Loved reading this story — beautifully written as always. (I like the way it’s written in the present tense, making it so immediate. Did that just happen as you wrote it, or was it a conscious decision?)
Tenses … ! they have always hated me so bugger ’em – past present and future all mixed up like a marinara – and thanks for being so kind bh, and just so’s you and nobody else knows – the dark haired girl and I have been together for 40+ years.
Oh, that’s lovely! Your secret is safe with me.
I too am glad she burned him – and so sorry Pete – but I’m cyber stalking here so I know all about you and the dark haired girl. Yeah – a love story that lasts. 🙂 I needed something like that today.
Another classic bar story – wise to stay clear of drunken sailors from the sounds of it…
Remember the USA and Aussie militery having a bit of a face-off in Queensland? The Americans were hastly removed to finish their R&R somewhere else.
The battle of Brisbane in 1942 – yank mp’s trying to tell australian soldiers what to do, demanding id cards – that’s how it started and after both sides produced shot guns and bayonets later that night one man was killed and hundreds were wounded and injured ..
That’s the one. As allies, we made good opposition back then. The history of that time is quite interesting, I’ve found, on several fronts., not just the Battle of Brisbane.
I heard there was a fair amount of anger about the Yanks dating Aussie women in the absence of our guys……
She sure put the ouch into touche with that cigarette!
We eventually found work together in another bar, and you’d never guess what happened there, another brawl, an Irishman, his wife, Gibraltar’s Olympic pugilist, a pair of bi-sexual Moroccan musos, Soraya the belly dancer, a steep flight of stairs and an Australian’s choke-lock … in the writer’s pot already.
Just a little seasoning required, and the ladies win again.

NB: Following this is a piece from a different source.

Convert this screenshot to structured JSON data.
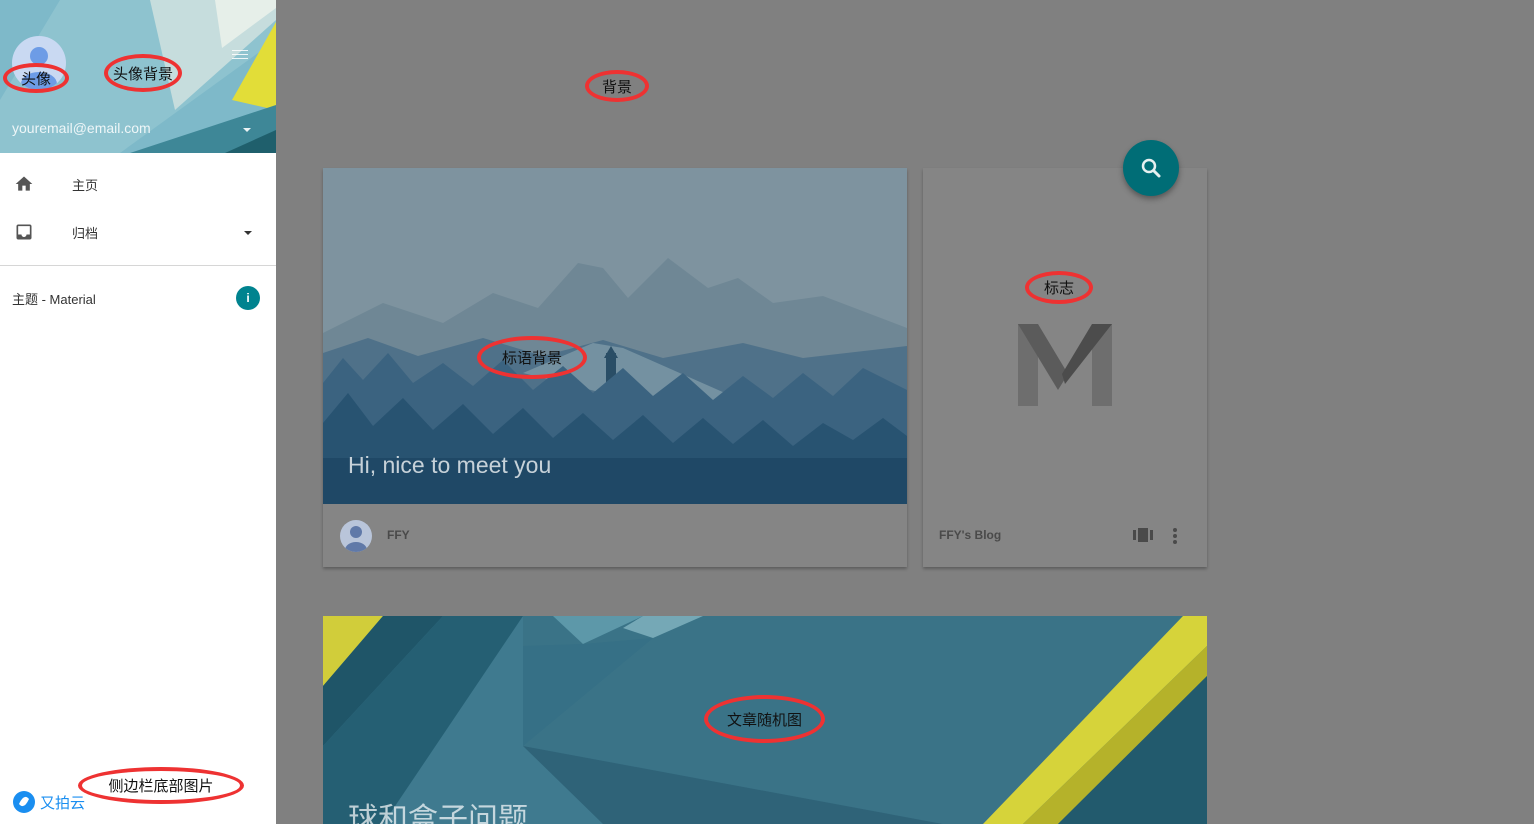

This was one of our favourite haunts in 64-66 when on Troubridge (F09). Never saw any trouble in all the nights we spent there (up to closing time).